Lum Zawng, Nang Pu and Zau Jet had helped organise an anti-war demonstration in April in the state capital Myitkyina to highlight the plight of thousands displaced by fighting between the military and ethnic Kachin insurgents. The youth leaders were sentenced on Friday to six months in prison and fined the equivalent of $320 each. Kachin is in the grip of one of the world’s longest-running civil wars, as rebels have clashed with the powerful military for six decades over autonomy, ethnic identity, drugs, jade and other natural resources in the country’s northeast. Fighting surged dramatically this year, forcing thousands to flee to camps in remote parts of the state with inadequate access to aid.

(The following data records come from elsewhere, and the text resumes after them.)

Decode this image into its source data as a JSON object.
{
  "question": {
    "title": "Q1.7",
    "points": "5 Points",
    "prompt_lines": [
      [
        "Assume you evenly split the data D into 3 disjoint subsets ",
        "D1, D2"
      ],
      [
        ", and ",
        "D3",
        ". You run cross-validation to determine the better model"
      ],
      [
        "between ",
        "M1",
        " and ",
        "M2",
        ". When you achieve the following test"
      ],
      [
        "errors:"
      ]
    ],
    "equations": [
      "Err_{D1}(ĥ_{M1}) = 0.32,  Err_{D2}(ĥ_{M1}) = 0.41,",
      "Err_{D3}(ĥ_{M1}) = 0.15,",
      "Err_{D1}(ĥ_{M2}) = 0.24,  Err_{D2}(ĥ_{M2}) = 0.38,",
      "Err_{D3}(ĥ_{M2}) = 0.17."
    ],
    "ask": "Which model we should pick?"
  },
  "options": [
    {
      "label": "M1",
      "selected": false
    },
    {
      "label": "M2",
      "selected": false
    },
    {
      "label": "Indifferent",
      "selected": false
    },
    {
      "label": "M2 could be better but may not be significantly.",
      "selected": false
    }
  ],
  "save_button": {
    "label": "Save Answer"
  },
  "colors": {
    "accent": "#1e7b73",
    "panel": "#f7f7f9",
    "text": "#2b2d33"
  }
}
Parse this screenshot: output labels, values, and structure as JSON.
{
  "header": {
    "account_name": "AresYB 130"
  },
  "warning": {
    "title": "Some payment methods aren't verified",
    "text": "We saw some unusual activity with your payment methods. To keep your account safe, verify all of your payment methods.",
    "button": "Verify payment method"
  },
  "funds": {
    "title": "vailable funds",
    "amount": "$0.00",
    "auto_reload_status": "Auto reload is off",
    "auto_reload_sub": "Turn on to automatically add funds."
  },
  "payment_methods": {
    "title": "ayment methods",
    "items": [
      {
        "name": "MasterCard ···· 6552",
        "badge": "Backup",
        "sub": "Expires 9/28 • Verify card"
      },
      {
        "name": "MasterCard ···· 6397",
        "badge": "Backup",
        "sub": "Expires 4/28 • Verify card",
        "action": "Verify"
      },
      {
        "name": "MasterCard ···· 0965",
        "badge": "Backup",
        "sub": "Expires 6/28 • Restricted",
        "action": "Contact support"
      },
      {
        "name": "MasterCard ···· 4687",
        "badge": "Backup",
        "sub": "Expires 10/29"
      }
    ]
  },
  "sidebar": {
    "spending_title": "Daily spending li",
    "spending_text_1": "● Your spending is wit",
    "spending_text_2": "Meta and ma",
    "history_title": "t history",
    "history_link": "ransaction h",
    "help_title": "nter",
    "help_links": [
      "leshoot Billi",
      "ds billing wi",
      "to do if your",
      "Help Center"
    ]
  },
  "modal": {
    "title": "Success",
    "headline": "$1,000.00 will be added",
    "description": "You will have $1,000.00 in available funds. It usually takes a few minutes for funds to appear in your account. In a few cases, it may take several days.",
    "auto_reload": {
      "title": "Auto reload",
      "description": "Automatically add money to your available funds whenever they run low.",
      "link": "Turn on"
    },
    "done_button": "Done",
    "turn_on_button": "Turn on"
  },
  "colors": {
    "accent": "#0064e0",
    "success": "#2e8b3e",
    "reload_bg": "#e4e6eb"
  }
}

In late April, amid public anger over the fresh violence, the three youth leaders organised a peaceful protest demanding help for the people taking refuge in camps. It also sparked protests in Yangon and Mandalay in a rare show of solidarity. The defence told the court that the leaders had “no intention” of defaming the Tatmadaw, as the military is called, and were more concerned with the fate of displaced people, lawyer Doi Bu told AFP. “But the court viewed them as harming the Tatmadaw,” she said, adding that they plan to appeal on Monday. The European Union said it “deeply regrets” the court’s decision and called for the sentences to be reviewed.
Three other activists protested against the ruling by marching in front of the court, prompting police to charge them for “protesting without permission”. They were bailed and will face trial at a later date.
“These jail sentences reflect a pattern of continued attacks” against civil society speaking out against the military, said Amnesty International’s Tirana Hassan. “It sends a chilling warning to [anyone] who wants to tell the truth about the Myanmar military’s brutality in Kachin and northern Shan states.” Rights groups estimate more than 106,000 people languish in displacement camps across conflict-torn Kachin and Shan states.
Ethnic Kachin are mainly Christians in a nation that is overwhelmingly Buddhist. While international focus has been on the Rohingya crisis in Rakhine state, an army unit accused of atrocities against the Muslim minority group has been redeployed to Kachin — which experts say is an ominous sign for civilians.